As Smurf2 mentioned, well-built fonts contain something called hinting, which is the font’s ability to adjust the shape of its rastered outlines to display a more accurate version of the type on low-resolution screens or lower-resolution output devices where rounding errors can be a problem. Once again, the font designer includes these hints — either manually or automatically — during the font development process. The important thing, though, is the hinting is striped out when the type is converted to outlines or, worse, rastered into the Photoshop image as part of the bitmap.
In addition, there’s an even more important reason for keeping small type in its native vector format, but it takes a little explaining.
A typical image in a document is 300ppi, but that, in conventional printing, is converted into a halftone, which is typically (but not always) about 150 halftone dots per linear inch (lines per inch or lpi). When small type is made up of different screen tints of the process colors, the best resolution you’ll ever get out of that type is a coarse 150-lpi resolution. This is acceptable at large type sizes, but looks really bad at small type sizes. Toss ink registration issues into the mix and it’s always best to avoid small type created from or reversed out of process or spot color mixtures.
If the type prints a solid color, like 100%K or a solid spot color, there is no halftone screen compromising the integrity of the letterforms. Instead, they’re printed as solid objects. Now if you’ve rastered the type into the bitmap of the image file, the best you’ll ever get out of that type is something rendered to whatever resolution the image is. If the image is 300ppi, the rastered type will also be 300ppi, which is an output resolution far lower than an old, crappy laser printer.
The output resolutions of commercial imagesetters and plate setters are far higher and, depending on the output device, upwards of 1200 to 4000 dpi (it takes a microscope to see the dots). When vector artwork is output by the printer, it’s output at these high resolutions which keeps small, solid type absolutely sharp and legible. However, when that type is rastered into the 300ppi image, like I said, all you’ll ever get is the same quality of small type that comes out of a cheap laser or inkjet printer.

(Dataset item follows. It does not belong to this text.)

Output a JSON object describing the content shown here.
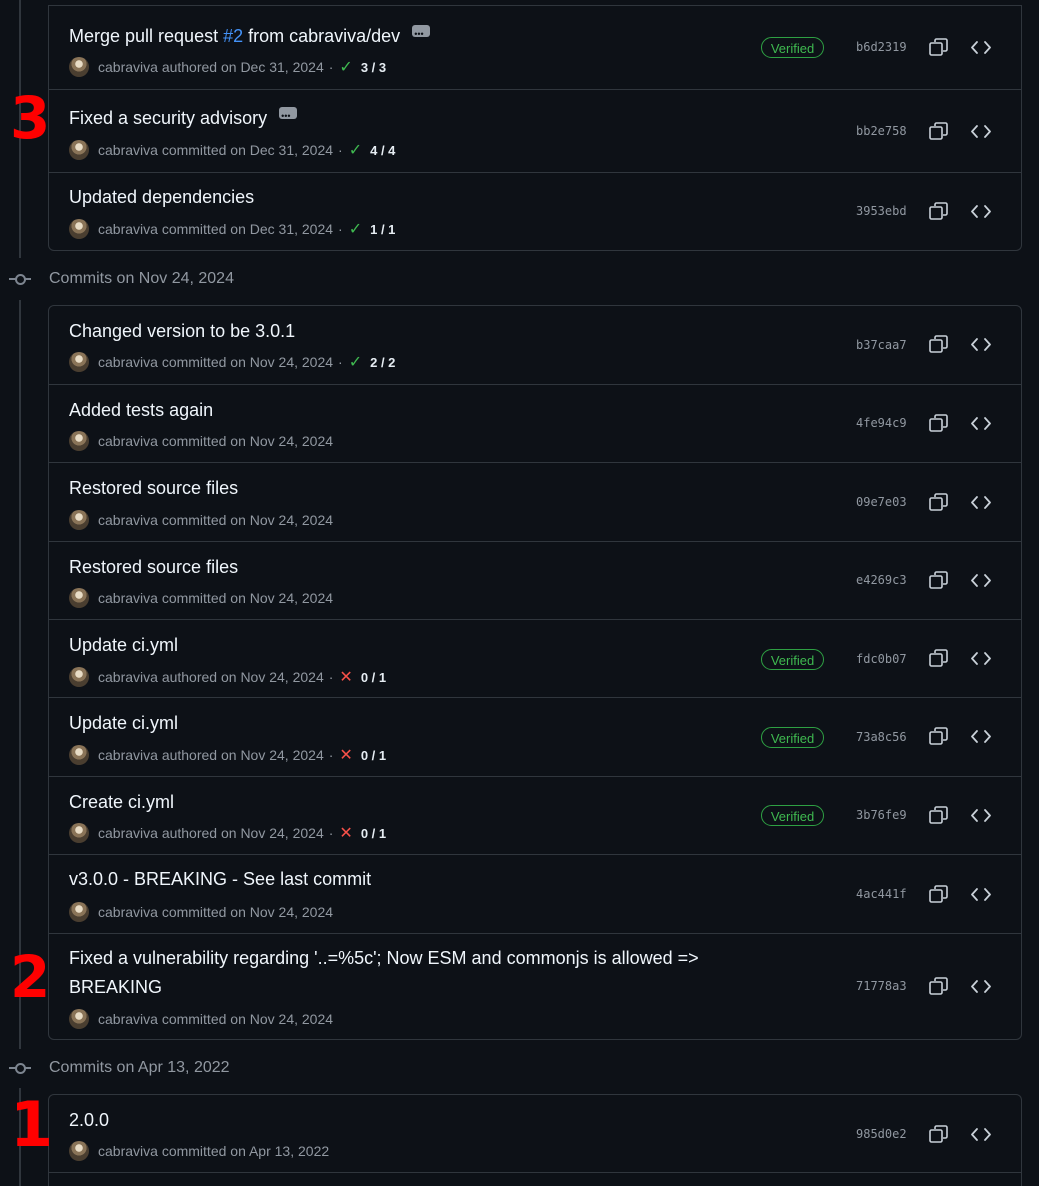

Still better, though, is not to put small text into a Photoshop file, then you won’t need to worry about this. It’s best to use InDesign or Illustrator and just avoid setting small type composed of screen tints…